It’s an active group with dozens of participants. Several are long term members whose experience resembles mine: debilitating chemos upfront, a stem cell transplant, and maintenance drug cocktails. We also share variations of the same side effects, along with a university level of interest in the behavior of this disease.
Our initial diagnosis, like most bad news, arrived unexpected. The disease, we were told, was incurable. But then, each time our doctors reached into the grab bag of options, they found solutions … at least temporarily. Months and years passed and we watched, via regular blood labs, as the disease settled into the recesses of our bone marrow, dormant for all intents and purposes. Inexplicably, the myeloma of others, undergoing similar treatment protocols, did not rest, but accelerated out of control.
The heterogeneous nature of MM lends itself to such unpredictable outcomes. The disease is diverse, perhaps unique, as it appears in each individual. And, as explained by the speaker at our meeting, scientists hope to find cures by understanding why some respond and others do not. To that end, developments in molecular genetics, the concept of minimal residual disease, and new methods of testing contribute to The State of the Art.
My group mates and I stay well informed on the science. Expanding our knowledge about this relatively indolent but relentless cancer helps us cope with the emotional toll of our own brooding, not to mention the loss of friends made along the way. But it’s important to balance our nerdiness with more subjective courses in the humanities.
Accordingly, I enjoy reading what other bloggers have to say about their experience. My favorite writers realize cancer is not a morality tale. It’s not good patient versus bad disease. It’s biology. And biology is brutally indifferent to how wonderful we might think we are. In spite of this, their takes on cancer employ humor, art, and literature, which help to smooth the wrinkles of short timer syndrome. In fact, rounding out the cancer nerd’s curriculum is essential to passing that first required course in Mortality 101.

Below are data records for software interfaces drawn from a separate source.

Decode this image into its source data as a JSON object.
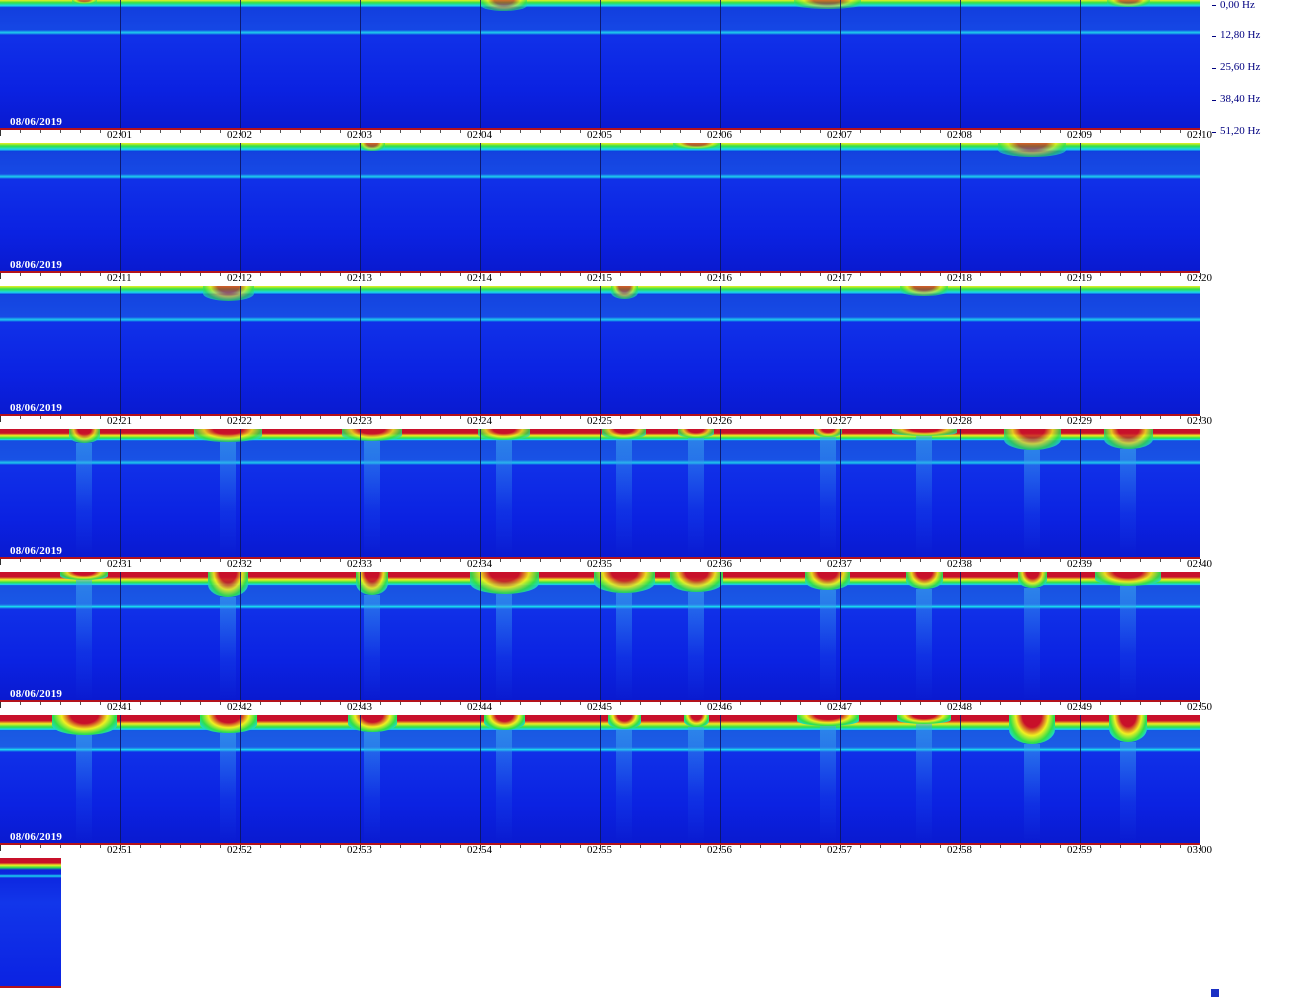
{
  "freq_axis": [
    "0,00 Hz",
    "12,80 Hz",
    "25,60 Hz",
    "38,40 Hz",
    "51,20 Hz"
  ],
  "rows": [
    {
      "date": "08/06/2019",
      "times": [
        "02:01",
        "02:02",
        "02:03",
        "02:04",
        "02:05",
        "02:06",
        "02:07",
        "02:08",
        "02:09",
        "02:10"
      ],
      "intensity": 0.15
    },
    {
      "date": "08/06/2019",
      "times": [
        "02:11",
        "02:12",
        "02:13",
        "02:14",
        "02:15",
        "02:16",
        "02:17",
        "02:18",
        "02:19",
        "02:20"
      ],
      "intensity": 0.25
    },
    {
      "date": "08/06/2019",
      "times": [
        "02:21",
        "02:22",
        "02:23",
        "02:24",
        "02:25",
        "02:26",
        "02:27",
        "02:28",
        "02:29",
        "02:30"
      ],
      "intensity": 0.3
    },
    {
      "date": "08/06/2019",
      "times": [
        "02:31",
        "02:32",
        "02:33",
        "02:34",
        "02:35",
        "02:36",
        "02:37",
        "02:38",
        "02:39",
        "02:40"
      ],
      "intensity": 0.6
    },
    {
      "date": "08/06/2019",
      "times": [
        "02:41",
        "02:42",
        "02:43",
        "02:44",
        "02:45",
        "02:46",
        "02:47",
        "02:48",
        "02:49",
        "02:50"
      ],
      "intensity": 0.8
    },
    {
      "date": "08/06/2019",
      "times": [
        "02:51",
        "02:52",
        "02:53",
        "02:54",
        "02:55",
        "02:56",
        "02:57",
        "02:58",
        "02:59",
        "03:00"
      ],
      "intensity": 1.0
    }
  ],
  "colors": {
    "background": "#0b22e2",
    "cyan": "#19d6ee",
    "green": "#2fe04a",
    "yellow": "#f0f020",
    "red": "#c8102a",
    "grid": "#0b1460",
    "axis_line": "#b3121b"
  }
}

Few miracle cures exist for any of the many types of cancers. With respect to myeloma, research plods along, faster we hope, than our disease. Clinicians trade in the commodity of time, buying months, maybe years with extraordinary drugs or experimental treatments.
Meanwhile, we still have lives to live. This month, our support group’s classwork has to do with palliative care for myeloma patients. Afterwards, there will be a farewell tribute to our retiring facilitator and the regional director of the Leukemia and Lymphoma Society, Sue Sumpter.
Sue epitomizes excellence in teaching. I’ve learned from her that it is not about just surviving. It’s about surviving with grace and poise; it’s about surviving with love and compassion for others whose road may be more rough or shorter; and it’s about surviving with openness to the miracle of every moment.
Thank you Sue. I hope you don’t mind, but the summer weather calls and I’ll be cutting class.